• Work item:
Only lines that contain the word "evolution" belong in the answer; copy them from the records below.

Dataset rows describing interfaces
────
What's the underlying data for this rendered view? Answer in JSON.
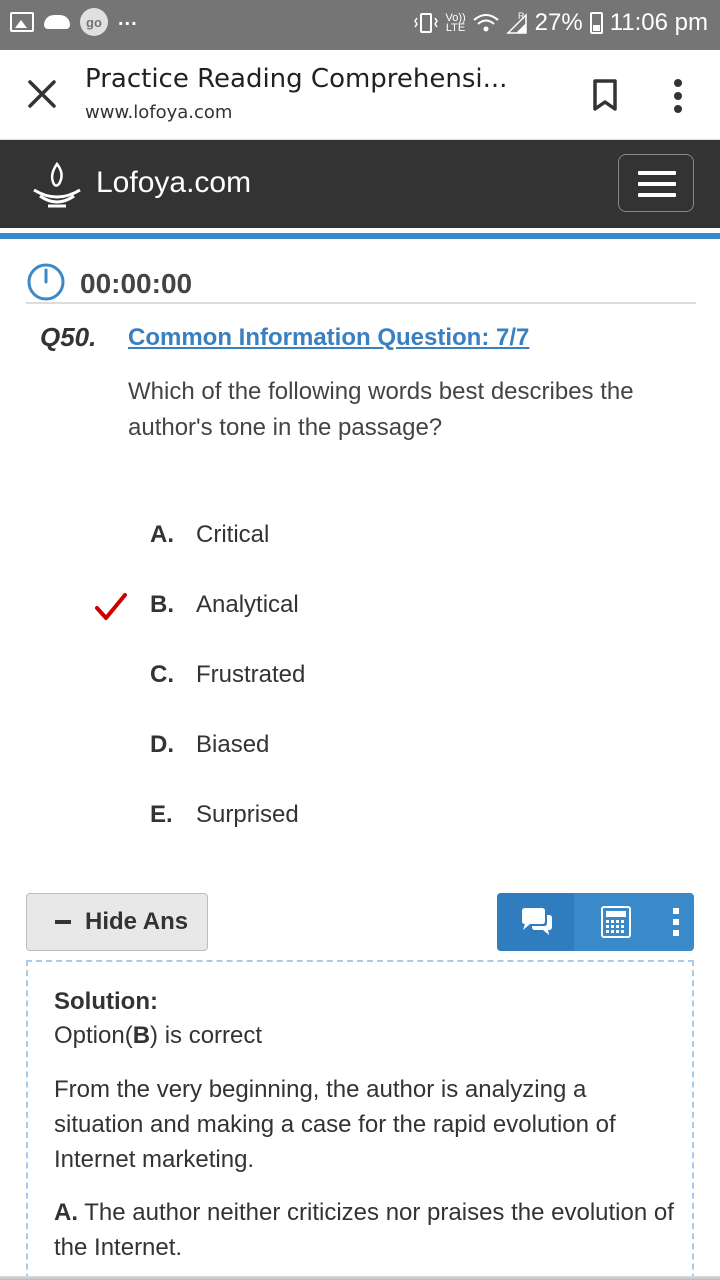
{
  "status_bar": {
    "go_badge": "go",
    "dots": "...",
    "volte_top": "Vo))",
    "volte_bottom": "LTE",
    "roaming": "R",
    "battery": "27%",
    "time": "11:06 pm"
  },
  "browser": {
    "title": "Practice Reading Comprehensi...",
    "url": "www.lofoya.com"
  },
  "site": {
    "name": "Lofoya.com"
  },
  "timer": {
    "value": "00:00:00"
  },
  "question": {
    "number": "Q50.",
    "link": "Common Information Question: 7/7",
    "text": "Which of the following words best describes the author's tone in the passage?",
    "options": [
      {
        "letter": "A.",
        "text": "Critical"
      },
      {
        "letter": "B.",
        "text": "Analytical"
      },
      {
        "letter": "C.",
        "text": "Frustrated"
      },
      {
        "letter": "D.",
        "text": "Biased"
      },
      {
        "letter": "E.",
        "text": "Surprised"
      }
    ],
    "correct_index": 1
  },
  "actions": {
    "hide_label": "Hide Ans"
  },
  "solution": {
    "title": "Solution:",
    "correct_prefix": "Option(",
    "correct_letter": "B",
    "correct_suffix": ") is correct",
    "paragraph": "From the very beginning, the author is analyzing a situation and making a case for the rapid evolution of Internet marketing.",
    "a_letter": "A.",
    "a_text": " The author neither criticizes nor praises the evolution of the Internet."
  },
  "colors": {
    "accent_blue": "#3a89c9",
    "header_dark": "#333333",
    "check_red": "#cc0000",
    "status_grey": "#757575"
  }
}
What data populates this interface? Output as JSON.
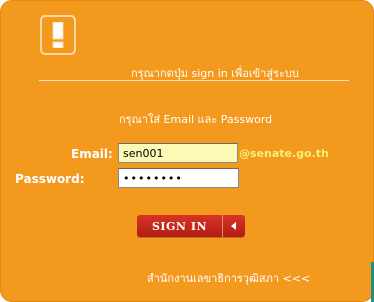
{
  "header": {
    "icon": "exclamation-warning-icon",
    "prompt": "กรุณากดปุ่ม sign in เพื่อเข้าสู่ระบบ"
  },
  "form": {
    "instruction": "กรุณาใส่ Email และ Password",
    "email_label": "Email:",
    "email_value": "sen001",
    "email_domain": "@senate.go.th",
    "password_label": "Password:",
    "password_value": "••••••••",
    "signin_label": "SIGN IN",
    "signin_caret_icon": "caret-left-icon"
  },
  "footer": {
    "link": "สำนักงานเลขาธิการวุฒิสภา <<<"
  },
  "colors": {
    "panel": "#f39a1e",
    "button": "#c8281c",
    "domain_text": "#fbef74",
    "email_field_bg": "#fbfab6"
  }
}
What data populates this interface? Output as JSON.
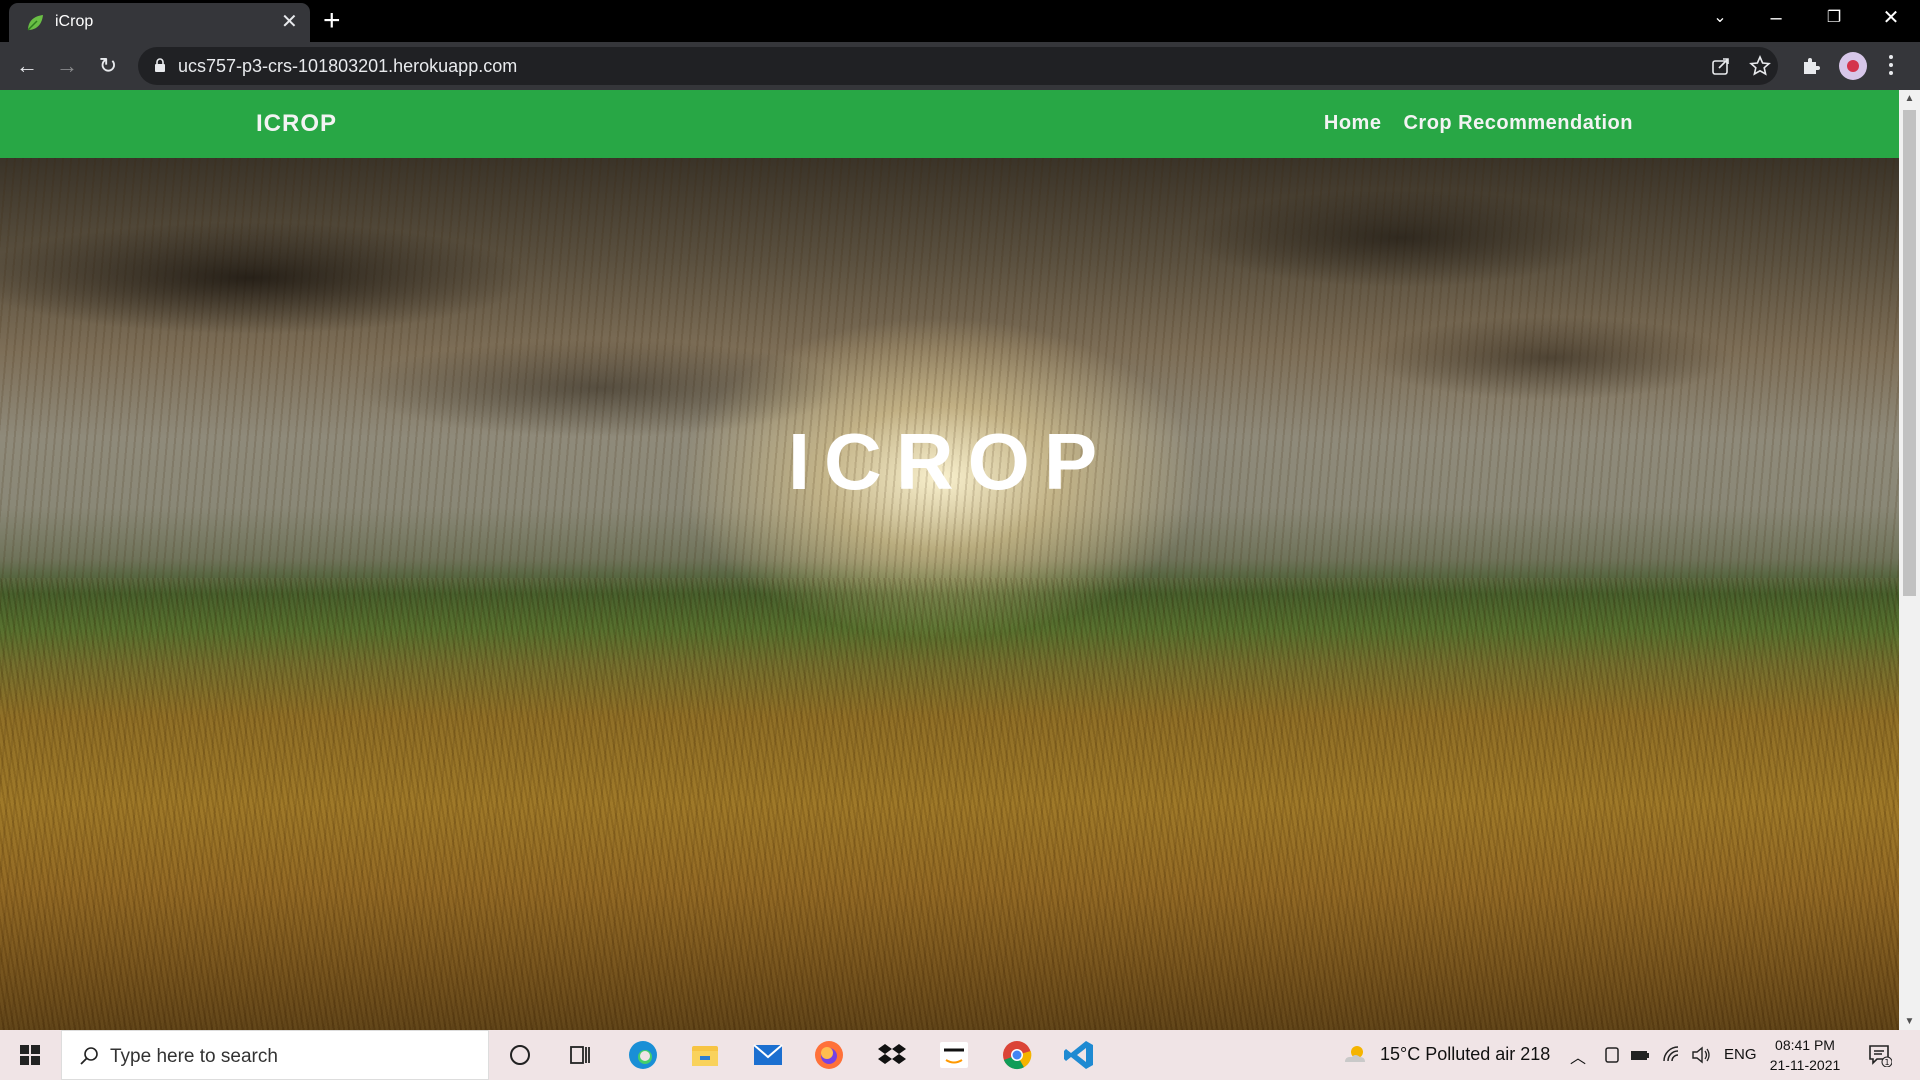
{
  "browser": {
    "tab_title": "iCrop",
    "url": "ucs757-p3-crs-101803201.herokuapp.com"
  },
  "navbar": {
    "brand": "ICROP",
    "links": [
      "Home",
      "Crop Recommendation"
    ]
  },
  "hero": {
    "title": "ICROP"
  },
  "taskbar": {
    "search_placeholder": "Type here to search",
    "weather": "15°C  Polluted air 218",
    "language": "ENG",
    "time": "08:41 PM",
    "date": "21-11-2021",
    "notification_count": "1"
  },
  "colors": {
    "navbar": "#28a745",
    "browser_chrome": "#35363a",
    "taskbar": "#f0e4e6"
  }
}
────
• Answer box:
    "paragraph": "From the very beginning, the author is analyzing a situation and making a case for the rapid evolution of Internet marketing.",
    "a_text": " The author neither criticizes nor praises the evolution of the Internet."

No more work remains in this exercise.